%%

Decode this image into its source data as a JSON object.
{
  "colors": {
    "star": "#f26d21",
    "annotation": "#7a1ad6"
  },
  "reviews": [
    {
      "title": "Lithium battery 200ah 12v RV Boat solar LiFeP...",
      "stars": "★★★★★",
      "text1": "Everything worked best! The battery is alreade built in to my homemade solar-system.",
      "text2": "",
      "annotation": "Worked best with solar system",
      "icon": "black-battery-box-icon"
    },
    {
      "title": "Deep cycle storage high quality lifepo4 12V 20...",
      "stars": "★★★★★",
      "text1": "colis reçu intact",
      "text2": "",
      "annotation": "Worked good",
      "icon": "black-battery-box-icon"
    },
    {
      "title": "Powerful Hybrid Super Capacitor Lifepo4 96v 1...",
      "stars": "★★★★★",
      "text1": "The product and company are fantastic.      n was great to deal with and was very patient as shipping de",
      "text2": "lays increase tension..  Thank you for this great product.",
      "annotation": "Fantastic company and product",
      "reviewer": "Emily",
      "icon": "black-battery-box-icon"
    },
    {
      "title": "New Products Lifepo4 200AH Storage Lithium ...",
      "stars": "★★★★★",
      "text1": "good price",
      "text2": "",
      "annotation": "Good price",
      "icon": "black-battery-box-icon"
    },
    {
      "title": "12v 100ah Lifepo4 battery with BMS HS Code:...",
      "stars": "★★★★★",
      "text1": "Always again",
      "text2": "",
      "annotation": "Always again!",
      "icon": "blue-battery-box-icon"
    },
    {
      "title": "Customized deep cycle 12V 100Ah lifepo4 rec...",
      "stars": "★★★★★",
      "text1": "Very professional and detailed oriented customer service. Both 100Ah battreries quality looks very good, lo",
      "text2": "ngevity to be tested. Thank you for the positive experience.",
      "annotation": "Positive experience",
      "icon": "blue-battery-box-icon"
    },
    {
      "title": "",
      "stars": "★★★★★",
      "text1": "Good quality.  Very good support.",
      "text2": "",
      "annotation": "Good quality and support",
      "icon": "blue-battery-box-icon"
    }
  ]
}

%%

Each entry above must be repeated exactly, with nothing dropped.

Decode this image into its source data as a JSON object.
{
  "colors": {
    "star": "#f26d21",
    "annotation": "#7a1ad6"
  },
  "reviews": [
    {
      "title": "Lithium battery 200ah 12v RV Boat solar LiFeP...",
      "stars": "★★★★★",
      "text1": "Everything worked best! The battery is alreade built in to my homemade solar-system.",
      "text2": "",
      "annotation": "Worked best with solar system",
      "icon": "black-battery-box-icon"
    },
    {
      "title": "Deep cycle storage high quality lifepo4 12V 20...",
      "stars": "★★★★★",
      "text1": "colis reçu intact",
      "text2": "",
      "annotation": "Worked good",
      "icon": "black-battery-box-icon"
    },
    {
      "title": "Powerful Hybrid Super Capacitor Lifepo4 96v 1...",
      "stars": "★★★★★",
      "text1": "The product and company are fantastic.      n was great to deal with and was very patient as shipping de",
      "text2": "lays increase tension..  Thank you for this great product.",
      "annotation": "Fantastic company and product",
      "reviewer": "Emily",
      "icon": "black-battery-box-icon"
    },
    {
      "title": "New Products Lifepo4 200AH Storage Lithium ...",
      "stars": "★★★★★",
      "text1": "good price",
      "text2": "",
      "annotation": "Good price",
      "icon": "black-battery-box-icon"
    },
    {
      "title": "12v 100ah Lifepo4 battery with BMS HS Code:...",
      "stars": "★★★★★",
      "text1": "Always again",
      "text2": "",
      "annotation": "Always again!",
      "icon": "blue-battery-box-icon"
    },
    {
      "title": "Customized deep cycle 12V 100Ah lifepo4 rec...",
      "stars": "★★★★★",
      "text1": "Very professional and detailed oriented customer service. Both 100Ah battreries quality looks very good, lo",
      "text2": "ngevity to be tested. Thank you for the positive experience.",
      "annotation": "Positive experience",
      "icon": "blue-battery-box-icon"
    },
    {
      "title": "",
      "stars": "★★★★★",
      "text1": "Good quality.  Very good support.",
      "text2": "",
      "annotation": "Good quality and support",
      "icon": "blue-battery-box-icon"
    }
  ]
}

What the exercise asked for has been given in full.